The flowers were arranged. The guests were assembled. The grass was greener than green, the sky bluer than blue. The band struck up a perfect slow, jazzy tune as people shuffled down the vibrant red-carpeted aisle to their seats. Women giggled as they clung to their partners to prevent their heels from sinking into the soft dirt and toppling them head over heels into the perfectly arranged, white wooden seats. The Minister stood beneath the perfect arch adorned with small white roses re-reading the script in front of him; his figure ensconced in a perfect halo of light from the afternoon sunshine through the archway. Guests chattered between themselves, the soft laughter of women floating on the light breeze and mingling with the bright chirp of birds in the distance.
Oohs and ahhs filled the air as the groom and groomsmen made their way to the front of the group. Their black suits and freshly combed hair made them look suave and handsome, and small titters from the women in the audience debated which man was single and looking for some action tonight.

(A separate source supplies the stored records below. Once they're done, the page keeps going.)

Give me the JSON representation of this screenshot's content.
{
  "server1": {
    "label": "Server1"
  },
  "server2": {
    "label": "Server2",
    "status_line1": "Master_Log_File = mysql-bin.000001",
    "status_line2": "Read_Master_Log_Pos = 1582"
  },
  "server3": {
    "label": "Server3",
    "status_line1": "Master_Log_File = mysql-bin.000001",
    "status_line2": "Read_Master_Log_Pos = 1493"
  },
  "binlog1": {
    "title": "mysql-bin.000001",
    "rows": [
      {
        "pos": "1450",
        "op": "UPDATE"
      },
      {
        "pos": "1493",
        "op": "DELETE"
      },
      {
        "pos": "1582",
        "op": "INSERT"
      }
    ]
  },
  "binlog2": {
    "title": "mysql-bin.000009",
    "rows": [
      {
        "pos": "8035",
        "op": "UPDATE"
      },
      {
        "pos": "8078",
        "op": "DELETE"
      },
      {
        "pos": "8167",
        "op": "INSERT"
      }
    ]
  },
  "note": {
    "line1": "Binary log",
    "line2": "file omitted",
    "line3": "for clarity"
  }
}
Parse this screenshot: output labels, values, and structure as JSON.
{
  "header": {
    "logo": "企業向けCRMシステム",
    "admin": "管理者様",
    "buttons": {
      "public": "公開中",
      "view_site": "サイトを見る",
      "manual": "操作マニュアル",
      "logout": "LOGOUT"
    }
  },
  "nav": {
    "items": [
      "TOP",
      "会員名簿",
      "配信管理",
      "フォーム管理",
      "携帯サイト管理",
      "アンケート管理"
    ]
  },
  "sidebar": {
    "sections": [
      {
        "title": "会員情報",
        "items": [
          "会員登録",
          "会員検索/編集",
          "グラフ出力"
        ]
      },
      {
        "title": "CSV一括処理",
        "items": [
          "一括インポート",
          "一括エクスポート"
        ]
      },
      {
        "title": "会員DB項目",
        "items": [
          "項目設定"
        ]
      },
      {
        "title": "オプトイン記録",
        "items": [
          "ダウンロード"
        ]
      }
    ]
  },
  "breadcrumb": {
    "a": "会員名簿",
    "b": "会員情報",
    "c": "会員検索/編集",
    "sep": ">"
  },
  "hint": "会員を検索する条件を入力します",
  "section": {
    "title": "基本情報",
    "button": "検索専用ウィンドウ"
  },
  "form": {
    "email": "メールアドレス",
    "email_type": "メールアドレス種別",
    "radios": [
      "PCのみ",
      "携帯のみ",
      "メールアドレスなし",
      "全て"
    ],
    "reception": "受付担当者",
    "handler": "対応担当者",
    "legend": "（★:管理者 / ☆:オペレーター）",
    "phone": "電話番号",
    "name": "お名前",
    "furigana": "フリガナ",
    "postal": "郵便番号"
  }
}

I quietly sat and studied the groom. He looked dashing in his suit. He always did. His hair was freshly cut to the perfect length, and he was biting his lip in a way I intimately knew meant he was nervous. I knew I should feel happy for him; today was his big day. But I couldn’t as I remembered, once again, that even though his intentions were honourable he could never marry me because he would always be married to her. He shot me a look of apology and sympathy, before turning his attention back to the aisle as the first of the bridesmaids approached. Unable to stomach what was about to come, I thanked god I had chosen one of the seats on the edge of the row as I slipped out and covertly and quietly slipped away from the group.
Making my way towards the house, I couldn’t stop the tears that started streaming down my face. This was meant to be my day. My goddamn perfect day. And she was stealing it all from me. I would never get married now, I would always have him but I would never really have him. And she didn’t love him. This was all just to appease their parents. A farce that was ruining my life.
Making my way inside, I blindly stumbled through the hallways until I reached his room where I had stored my bag and belongings. Sobbing quietly, I began to gather my stuff together to leave. I just couldn’t do this. Hearing footsteps in the hall I froze. I didn’t want anyone to find me like this. I didn’t want their pity – or worse – their scorn for coming between two people who didn’t want to be together.
A soft knock echoed through the room as the door opened slowly. A large figure filled the doorway, and I found myself looking into the kindly face of his father.
“Are you ok?” He asked, coming over and pulling me into a gentle hug.
Sniffling into his jacket, I replied. “I don’t think so. I’m sorry, but I have to leave. I can’t be here for this – I can’t do it anymore.”
Pulling me back, he pressed a large wad of money into my hand. “I know,” he said, smiling softly at me, “and I know how wrong this is. That’s why I want you to take this money and run – both of you run – and be together. Be happy.”
Startled, I started at the money in my hand. “But-but- he’s still out there.” I replied sadly. “He doesn’t want me. This.”
“That’s where you’re wrong” came a voice from behind me. “We have to leave now, before they realise what’s happened.” He came over quickly and grabbed my hand as we walked onto the balcony. “After you.” He said, helping me climb over the side of the ledge and grab a hold of the vine scaffold to climb down.
In shock, I started making my way down, wincing as my heeled feet slipped and I almost lost my grip. Reaching the ground, I gasped in shock as he grabbed me and pulled me into a passionate kiss.
“I love you” he said, looking deep into my eyes. “I will never leave you.”
Smiling and crying in happiness, I kissed him back. Maybe I would get my perfect wedding after all one day.